    I have even printed to 4.5ft on the longer edge from M4/3 cameras with impressive results at viewing distances under 5ft. Ultimately, larger sensors do not equate to better results – it is the system level comprises in optics, camera, technique, workflow that matter.

    http://blog.mingthein.com/2014/02/25/interview-wesley-wong-1/
    http://blog.mingthein.com/2014/02/26/interview-wesley-wong-2/
     
    • Like Like x 1
  17. broody

    broody Mu-43 Veteran

    388
    Sep 8, 2013
    Ming Thein claimed in his blog to have printed a few 50-inch images from his EM-5 for an exhibit. He thought they looked pretty good, not bad considering he works with a 39 MP Hasselblad and a D800E...
     
  18. cmpatti

    cmpatti Mu-43 Veteran

    263
    May 8, 2011
    Berkeley, CA
    I have trouble with the concept that there is a proper viewing distance for prints of a given size (and the corollary that you can increase print size at will because "viewing distance" increases linearly with print size). Unless the print is hung in a location that viewers physically can't approach, I find that they will sometimes want to view it closely. In that case, I'd rather that my prints look good up close. The print I was talking about in the post you quoted is hung in a location where it's likely to be viewed from a distance of 6-10 feet, but it looks fine on close inspection.

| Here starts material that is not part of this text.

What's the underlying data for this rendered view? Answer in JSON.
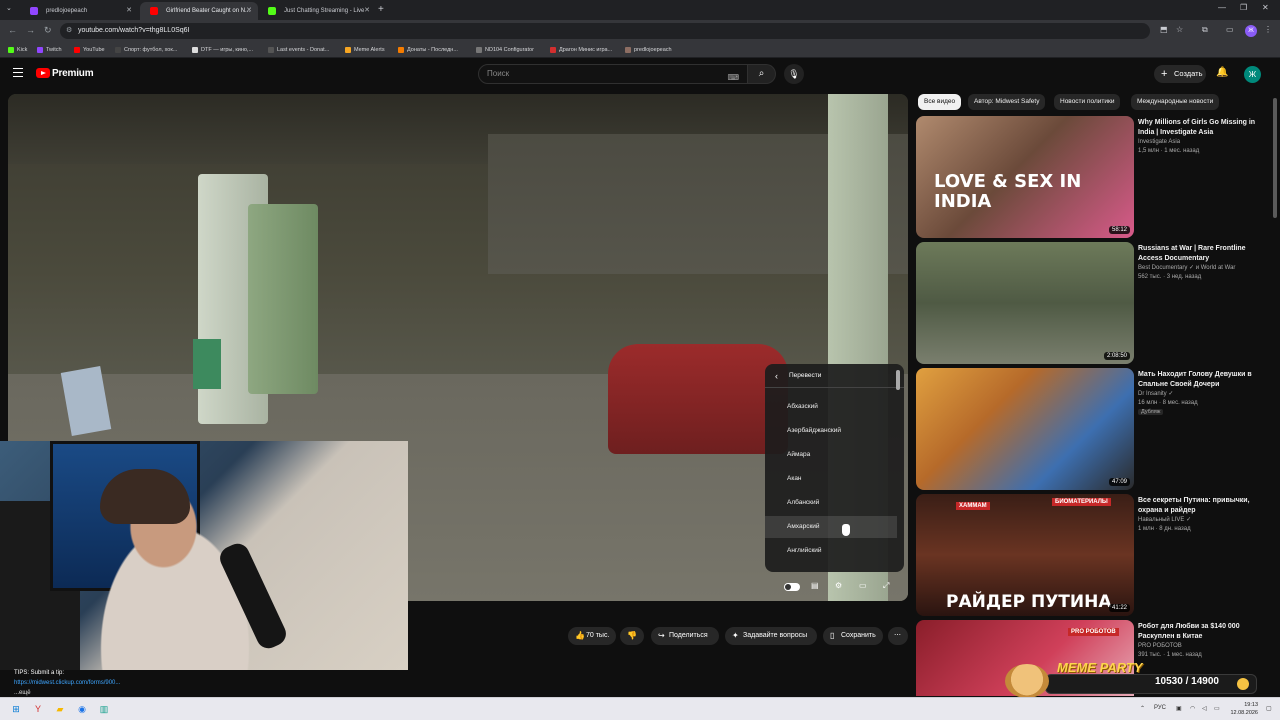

    I'm not certain what software was used to upsize the image. I had the printing done by a local printer (since my home printer can go up to only 17 inches).
     
  19. MAubrey

    MAubrey Photographer

    Jul 9, 2012
    Bellingham, WA
    Mike Aubrey
    • Like Like x 4
  20. SteveJB

    SteveJB Mu-43 Rookie

    15
    Nov 5, 2012
    Baltimore
    Steve
    I think the B&H chart is probably a pretty good guide, as well as the advice of others in this thread. One more alternative would be to figure out the minimum resolution you need to print at. For photos at close viewing distance, the generally accepted resolution is 200-300 pixels per inch (AKA, dots per inch, or DPI). One thing that always trips me up is that 200-300 pixels refers to the length of an inch, not the total number of pixels in a square inch (40,000-90,000 in this case). 300 DPI (or 90k pixels per square inch) is considered "magazine quality" and about the limit of what our eyes can discern when looking closely, or so they say.

    Of course, for a 20x30" print at a reasonable viewing distance, 300 DPI is total overkill and 200 DPI is probably still overkill. That said, without any up-sizing, you'd need the following to make a 200 DPI 20x30" print:

    20 x 30 x 200 x 200 = 24,000,000 pixels, or 24 megapixels

    By the same math, without any up-sizing, a 16MP image printed at 20x30" would net you about 162 DPI (or 26,666 pixels per square inch). I think this would look fine at a reasonable viewing distance, but someone please correct me if I'm wrong here...

    I've printed 13x19" images from my old 12MP D700 (220 DPI) and they looked fantastic. I've also printed 13x19" images from my old 6MP D50 (156 DPI) and they still looked pretty sharp up close and great at normal viewing distance.

    I'll stop here, but if someone wanted to go crazy with this, a good follow up question would be, what is the mathematical relationship between print resolution and viewing distance? :eek:

    Just my $.02.